While it doesn’t seem to be showing up on the news much in the last few months, unrest and violence have continued in Egypt.  In September, the Egyptian government, dominated by the military after the ouster of President Mohammed Morsi in July, banned the Muslim Brotherhood from any activity in the country.  The Brotherhood hasn’t taken their ban lying down.  After a suicide bombing at a police headquarters in the Nile Delta on Wednesday, the government officially declared the Muslim Brotherhood a terrorist group.

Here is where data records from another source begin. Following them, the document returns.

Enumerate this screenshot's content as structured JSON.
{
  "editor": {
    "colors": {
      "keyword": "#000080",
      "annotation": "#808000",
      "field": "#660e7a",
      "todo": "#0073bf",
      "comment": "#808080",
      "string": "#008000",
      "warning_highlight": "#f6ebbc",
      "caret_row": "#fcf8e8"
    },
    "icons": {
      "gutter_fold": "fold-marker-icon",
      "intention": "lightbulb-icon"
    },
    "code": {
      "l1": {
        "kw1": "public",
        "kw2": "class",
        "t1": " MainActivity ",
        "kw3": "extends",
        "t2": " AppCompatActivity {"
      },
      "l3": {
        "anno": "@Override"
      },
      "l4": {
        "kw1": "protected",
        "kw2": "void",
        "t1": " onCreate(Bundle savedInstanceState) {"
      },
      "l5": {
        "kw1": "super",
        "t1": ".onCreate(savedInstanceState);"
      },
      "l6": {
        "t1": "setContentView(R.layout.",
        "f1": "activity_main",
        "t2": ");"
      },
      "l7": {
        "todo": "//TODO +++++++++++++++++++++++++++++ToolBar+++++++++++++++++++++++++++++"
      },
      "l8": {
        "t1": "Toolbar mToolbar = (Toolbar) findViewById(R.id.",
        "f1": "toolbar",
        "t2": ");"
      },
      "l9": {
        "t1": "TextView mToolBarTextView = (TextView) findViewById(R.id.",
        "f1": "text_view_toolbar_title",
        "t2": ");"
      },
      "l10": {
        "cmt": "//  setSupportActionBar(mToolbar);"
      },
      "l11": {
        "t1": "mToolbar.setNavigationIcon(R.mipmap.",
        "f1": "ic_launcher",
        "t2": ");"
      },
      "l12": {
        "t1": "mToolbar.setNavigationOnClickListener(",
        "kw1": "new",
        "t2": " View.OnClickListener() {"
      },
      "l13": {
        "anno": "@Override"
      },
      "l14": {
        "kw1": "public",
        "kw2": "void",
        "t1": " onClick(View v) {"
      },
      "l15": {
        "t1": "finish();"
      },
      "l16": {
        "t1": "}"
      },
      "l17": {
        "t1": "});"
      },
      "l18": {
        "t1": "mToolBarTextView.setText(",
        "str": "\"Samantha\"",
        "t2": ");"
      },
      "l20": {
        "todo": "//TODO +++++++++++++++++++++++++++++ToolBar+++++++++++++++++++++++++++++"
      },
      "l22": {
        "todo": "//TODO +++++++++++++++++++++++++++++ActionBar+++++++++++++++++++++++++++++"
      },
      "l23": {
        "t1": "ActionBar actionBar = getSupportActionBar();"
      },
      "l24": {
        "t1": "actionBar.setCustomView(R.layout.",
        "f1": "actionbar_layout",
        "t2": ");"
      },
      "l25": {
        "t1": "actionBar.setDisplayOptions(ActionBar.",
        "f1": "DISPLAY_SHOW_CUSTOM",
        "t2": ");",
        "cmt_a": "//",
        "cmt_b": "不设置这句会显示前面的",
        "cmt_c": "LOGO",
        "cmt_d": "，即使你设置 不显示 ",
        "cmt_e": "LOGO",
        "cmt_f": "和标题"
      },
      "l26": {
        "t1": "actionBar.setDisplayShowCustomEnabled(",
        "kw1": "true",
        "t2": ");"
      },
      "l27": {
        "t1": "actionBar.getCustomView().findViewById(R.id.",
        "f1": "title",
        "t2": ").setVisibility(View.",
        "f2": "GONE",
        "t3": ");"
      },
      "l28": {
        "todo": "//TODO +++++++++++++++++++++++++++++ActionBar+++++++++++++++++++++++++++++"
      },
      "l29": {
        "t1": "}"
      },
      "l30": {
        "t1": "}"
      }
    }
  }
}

Following the outlawry of the Brotherhood, the government has arrested thousands of members, in many cases after attacks and clashes with police.  There was widespread fighting between police and Brotherhood supporters in Cairo, the Nile Delta, and Minya on Friday, following another roundup of Brotherhood members after a bus was bombed in Cairo on Thursday.  At least 265 Brotherhood members and supporters were detained.

On Saturday, Dec 28, Islamist students at Al Azhar University protested against the government, setting fire to University buildings.  They were attempting to stop exams to protest Morsi’s ouster.  One 19-year-old student was shot and killed by the police as they entered the building to stop the fire, and 60 students were arrested.

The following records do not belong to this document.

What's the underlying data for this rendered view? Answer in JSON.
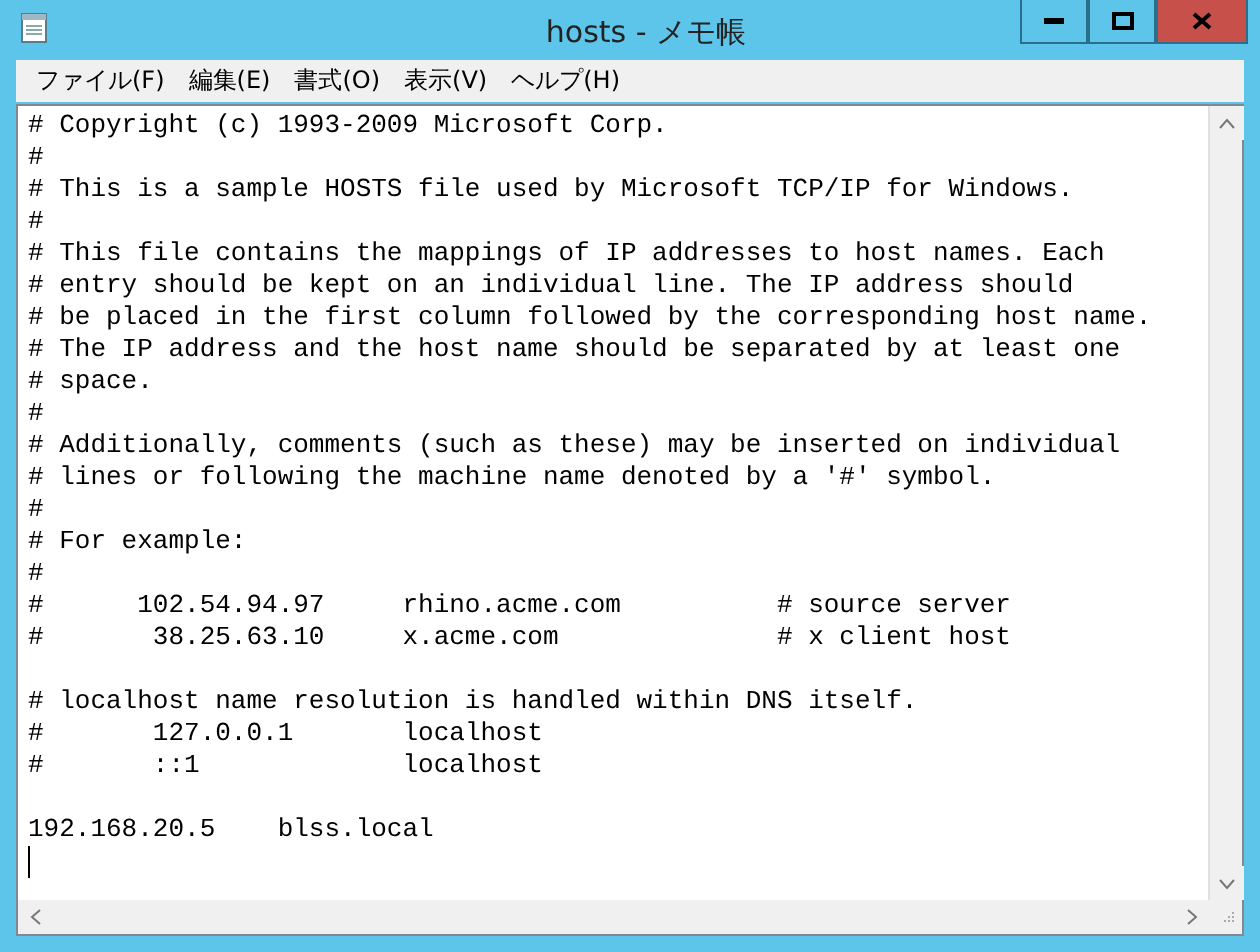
{
  "window": {
    "title": "hosts - メモ帳"
  },
  "menu": [
    "ファイル(F)",
    "編集(E)",
    "書式(O)",
    "表示(V)",
    "ヘルプ(H)"
  ],
  "editor": {
    "blocks": [
      [
        "# Copyright (c) 1993-2009 Microsoft Corp.",
        "#",
        "# This is a sample HOSTS file used by Microsoft TCP/IP for Windows.",
        "#",
        "# This file contains the mappings of IP addresses to host names. Each",
        "# entry should be kept on an individual line. The IP address should",
        "# be placed in the first column followed by the corresponding host name.",
        "# The IP address and the host name should be separated by at least one",
        "# space.",
        "#",
        "# Additionally, comments (such as these) may be inserted on individual",
        "# lines or following the machine name denoted by a '#' symbol.",
        "#",
        "# For example:",
        "#",
        "#      102.54.94.97     rhino.acme.com          # source server",
        "#       38.25.63.10     x.acme.com              # x client host"
      ],
      [
        "# localhost name resolution is handled within DNS itself.",
        "#\t127.0.0.1       localhost",
        "#\t::1             localhost"
      ],
      [
        "192.168.20.5\tblss.local"
      ]
    ]
  }
}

The clashes between the government and the Brotherhood show no signs of slowing down, even as SecState John Kerry called his counterpart in Cairo to “express concern” about the mass arrests, and urge a “more inclusive political process.”  Considering what happened the last time there was a “more inclusive political process” in Egypt, that seems unlikely in the near future.  Over 1000 people have been killed, mostly on the Brotherhood side, since Morsi’s ouster.  It’s still nowhere near the bloodletting in Syria, but given Egypt’s strategic position in the region, it still bears watching.